As for the Air Force, McDonald predicts it will likely start to release more opportunities for building renewable projects with enhanced-use leases in the coming months. The first step in the process to develop such an opportunity is now underway at the Ramey Air Force Base in Puerto Rico.
In the future, more requests for proposals focused on purchase power agreements are likely to become available, McDonald said.
Getting qualified under the Army’s $7 billion opportunity
Those qualified to be renewable energy contractors for the Army have demonstrated the ability to finance, design, build, operate, own and maintain their own energy facilities, Hammack said.
“If your company qualifies under this opportunity, you can go after up to $7 billion in contracts –- we call it a hunting license,” said McDonald.
Throughout the last year –- as a service to help educate and prepare companies for this contract opportunity –- McDonald and colleagues have acted as advisors-for-hire with several renewable energy companies, developers and investors interested in getting their “hunting licenses.”
A significant number of developers, small businesses and defense contractors have been preparing for this announcement for some time, McDonald said.
She estimates that while Army Energy Initiative Task Force officials have met with about 150 entities, only 50 will qualify as prime contractors for hunting licenses.
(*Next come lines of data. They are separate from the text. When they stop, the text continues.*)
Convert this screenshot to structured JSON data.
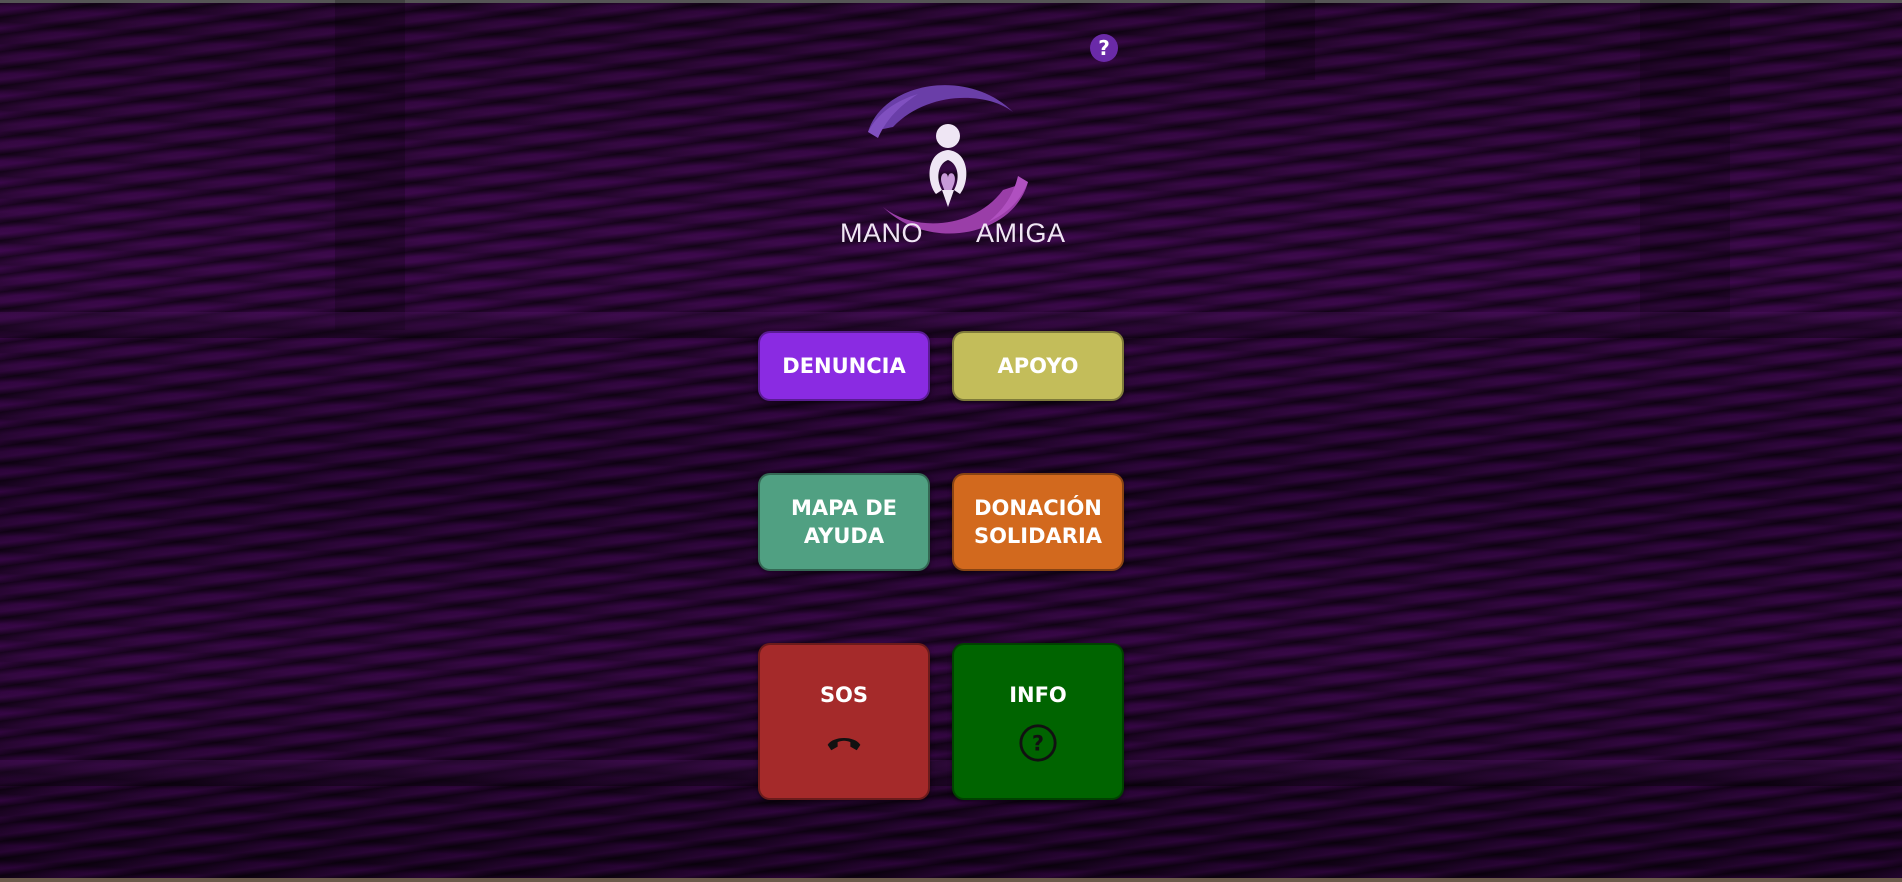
{
  "help": {
    "label": "?"
  },
  "logo": {
    "left_word": "MANO",
    "right_word": "AMIGA"
  },
  "tiles": [
    {
      "label": "DENUNCIA",
      "color": "#8a2be2"
    },
    {
      "label": "APOYO",
      "color": "#c3bd5a"
    },
    {
      "label_line1": "MAPA DE",
      "label_line2": "AYUDA",
      "color": "#50a082"
    },
    {
      "label_line1": "DONACIÓN",
      "label_line2": "SOLIDARIA",
      "color": "#d2691e"
    },
    {
      "label": "SOS",
      "icon": "phone-hangup-icon",
      "color": "#a52a2a"
    },
    {
      "label": "INFO",
      "icon": "question-circle-icon",
      "color": "#006400"
    }
  ]
}
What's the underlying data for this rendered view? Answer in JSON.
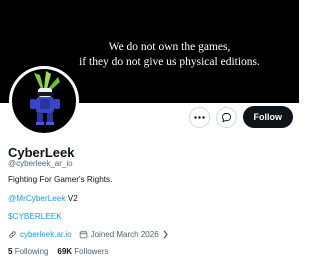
{
  "banner": {
    "line1": "We do not own the games,",
    "line2": "if they do not give us physical editions."
  },
  "actions": {
    "follow_label": "Follow",
    "more_icon": "more-dots-icon",
    "message_icon": "message-icon"
  },
  "profile": {
    "display_name": "CyberLeek",
    "handle": "@cyberleek_ar_io",
    "bio": "Fighting For Gamer's Rights.",
    "mention": "@MrCyberLeek",
    "mention_suffix": " V2",
    "cashtag": "$CYBERLEEK",
    "website": "cyberleek.ar.io",
    "joined": "Joined March 2026",
    "following_count": "5",
    "following_label": "Following",
    "followers_count": "69K",
    "followers_label": "Followers"
  },
  "colors": {
    "link": "#1d9bf0",
    "muted": "#536471",
    "banner": "#000000"
  }
}
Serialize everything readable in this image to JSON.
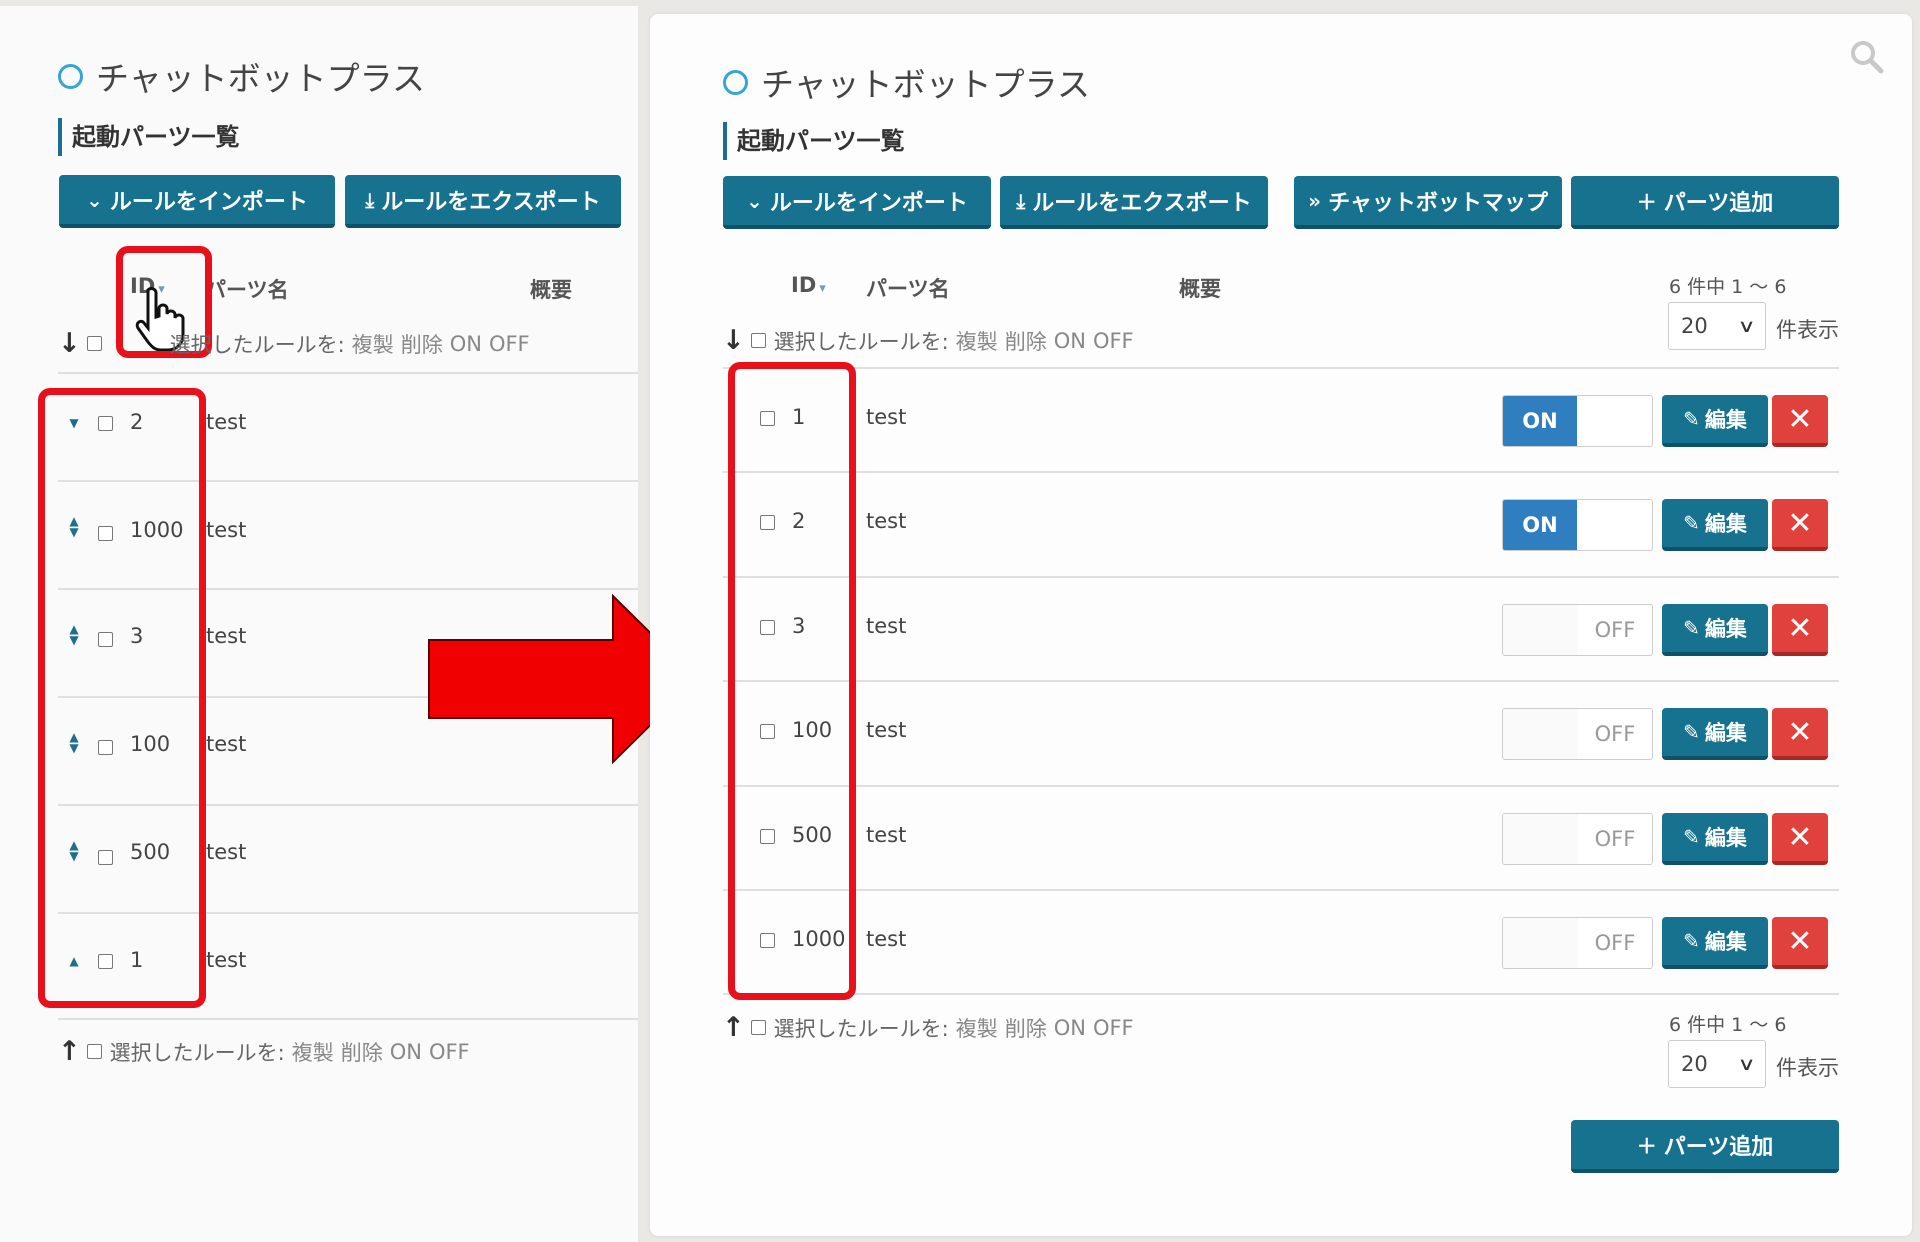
{
  "app_title": "チャットボットプラス",
  "section_title": "起動パーツ一覧",
  "buttons": {
    "import": "ルールをインポート",
    "export": "ルールをエクスポート",
    "map": "チャットボットマップ",
    "add": "パーツ追加"
  },
  "columns": {
    "id": "ID",
    "name": "パーツ名",
    "summary": "概要"
  },
  "bulk_actions": {
    "label": "選択したルールを:",
    "actions": [
      "複製",
      "削除",
      "ON",
      "OFF"
    ]
  },
  "pagination": {
    "info": "6 件中 1 〜 6",
    "per_page_value": "20",
    "per_page_label": "件表示"
  },
  "left_rows": [
    {
      "id": "2",
      "name": "test"
    },
    {
      "id": "1000",
      "name": "test"
    },
    {
      "id": "3",
      "name": "test"
    },
    {
      "id": "100",
      "name": "test"
    },
    {
      "id": "500",
      "name": "test"
    },
    {
      "id": "1",
      "name": "test"
    }
  ],
  "right_rows": [
    {
      "id": "1",
      "name": "test",
      "toggle": "ON"
    },
    {
      "id": "2",
      "name": "test",
      "toggle": "ON"
    },
    {
      "id": "3",
      "name": "test",
      "toggle": "OFF"
    },
    {
      "id": "100",
      "name": "test",
      "toggle": "OFF"
    },
    {
      "id": "500",
      "name": "test",
      "toggle": "OFF"
    },
    {
      "id": "1000",
      "name": "test",
      "toggle": "OFF"
    }
  ],
  "row_actions": {
    "edit": "編集",
    "delete": "✕"
  },
  "colors": {
    "primary": "#17728f",
    "on": "#2f7fc0",
    "danger": "#e0413d",
    "highlight": "#e8101a"
  },
  "icons": [
    "search-icon",
    "chevron-down-icon",
    "download-icon",
    "double-chevron-icon",
    "plus-icon",
    "pencil-icon",
    "close-icon",
    "arrow-down-icon",
    "arrow-up-icon",
    "hand-cursor-icon",
    "arrow-right-icon"
  ]
}
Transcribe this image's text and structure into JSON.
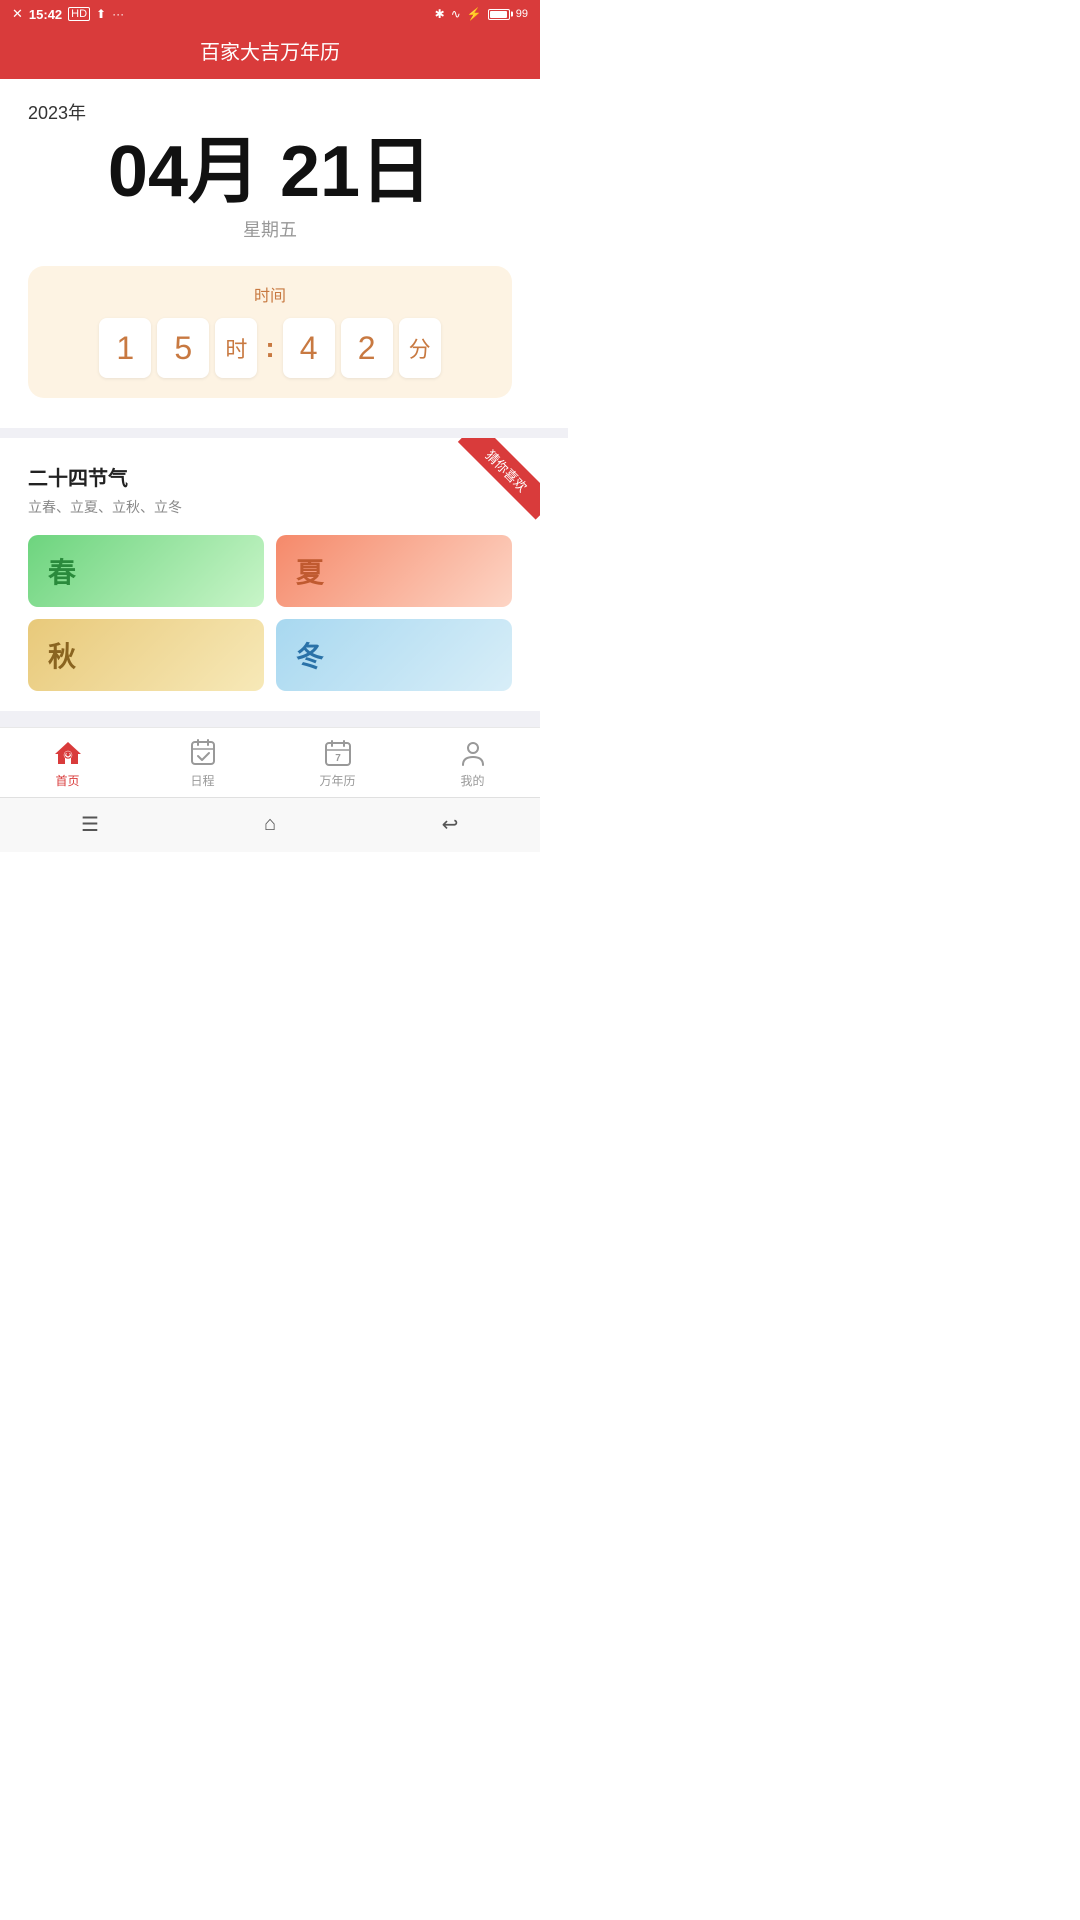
{
  "statusBar": {
    "time": "15:42",
    "batteryPercent": "99",
    "icons": [
      "notification-x-icon",
      "hd-icon",
      "signal-icon",
      "bluetooth-icon",
      "wifi-icon",
      "charge-icon"
    ]
  },
  "header": {
    "title": "百家大吉万年历"
  },
  "dateSection": {
    "year": "2023年",
    "monthDay": "04月 21日",
    "weekday": "星期五"
  },
  "timeSection": {
    "label": "时间",
    "hour1": "1",
    "hour2": "5",
    "hourUnit": "时",
    "colon": ":",
    "min1": "4",
    "min2": "2",
    "minUnit": "分"
  },
  "solarSection": {
    "ribbonText": "猜你喜欢",
    "title": "二十四节气",
    "subtitle": "立春、立夏、立秋、立冬",
    "seasons": [
      {
        "id": "spring",
        "label": "春",
        "class": "season-spring"
      },
      {
        "id": "summer",
        "label": "夏",
        "class": "season-summer"
      },
      {
        "id": "autumn",
        "label": "秋",
        "class": "season-autumn"
      },
      {
        "id": "winter",
        "label": "冬",
        "class": "season-winter"
      }
    ]
  },
  "bottomNav": {
    "items": [
      {
        "id": "home",
        "label": "首页",
        "active": true
      },
      {
        "id": "schedule",
        "label": "日程",
        "active": false
      },
      {
        "id": "calendar",
        "label": "万年历",
        "active": false
      },
      {
        "id": "profile",
        "label": "我的",
        "active": false
      }
    ]
  }
}
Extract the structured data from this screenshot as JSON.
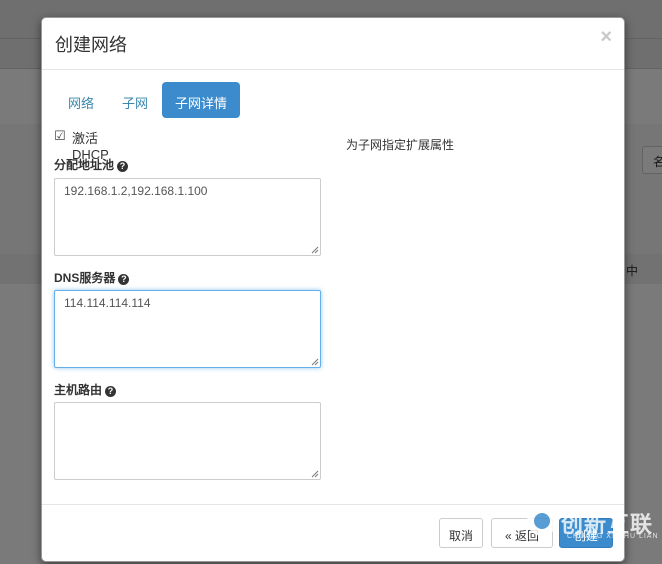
{
  "background": {
    "right_button_label": "名",
    "right_text": "中"
  },
  "modal": {
    "title": "创建网络",
    "close_glyph": "×",
    "tabs": [
      {
        "label": "网络",
        "active": false
      },
      {
        "label": "子网",
        "active": false
      },
      {
        "label": "子网详情",
        "active": true
      }
    ],
    "dhcp": {
      "checked": true,
      "check_glyph": "☑",
      "label": "激活DHCP"
    },
    "fields": {
      "allocation_pools": {
        "label": "分配地址池",
        "value": "192.168.1.2,192.168.1.100"
      },
      "dns_servers": {
        "label": "DNS服务器",
        "value": "114.114.114.114"
      },
      "host_routes": {
        "label": "主机路由",
        "value": ""
      }
    },
    "help_glyph": "?",
    "side_help_text": "为子网指定扩展属性",
    "footer": {
      "cancel_label": "取消",
      "back_label": "« 返回",
      "create_label": "创建"
    }
  },
  "watermark": {
    "text": "创新互联",
    "sub": "CHUANG XIN HU LIAN"
  },
  "colors": {
    "accent": "#3c8ccd",
    "tab_link": "#3a87ad",
    "focus_border": "#66afe9"
  }
}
The Army Corps of Engineers will evaluate all applicants.
According to McDonald, those best positioned to qualify are experienced renewable energy project developers and operators — not those who are selling technology in the developing stage. Most of the opportunities will be for purchase power agreements for solar, she added.
“Unless you are a very large and reputable developer that has just recently begun to learn about this opportunity, you probably want to join other teams instead of submitting a proposal to be a prime contractor,” she said.
But small businesses shouldn’t fear being edged out of competition by their larger counterparts. Projects that are slated to produce less than four megawatts of energy will be reserved for small businesses first. Those that fall in the 4-12 MW capacity range may be reserved for small businesses as well, depending on the project size, complexity and level of financing required. Projects over 12 MW in capacity are open for unrestricted competition.
And there are still opportunities available for investors who can bring capital to the table as well as finance commercial projects.
“That’s where we’re seeing the most gaps,” McDonald said.
The Army will likely announce the firms that are qualified for its $7 billion in contracts during the first quarter of 2013, she predicted.
Three to six months after determining which companies are qualified, the Army will issue its first task orders, Hammack said. Task orders detail contracts available for bidding, including the energy capacity of the project and the type of technology to be used.
“At least 100 megawatts in task orders will be issued a year,” Hammack said.
Hammack said the task orders are currently being determined by the Army Energy Initiative Task Force through environmental analyses of more than 180 military installations. After evaluating the natural resources available at each site, the task force will match it with the technology best suited for the site and calculate the amount of energy that can be generated onsite.
Companies whose technology is not ready to scale at a commercial level need not despair. There are a number of demonstration opportunities with the military services and with the Office of the Secretary of Defense that will become available next year, McDonald said.
Photo of wind turbines courtesy of Wikimedia Commons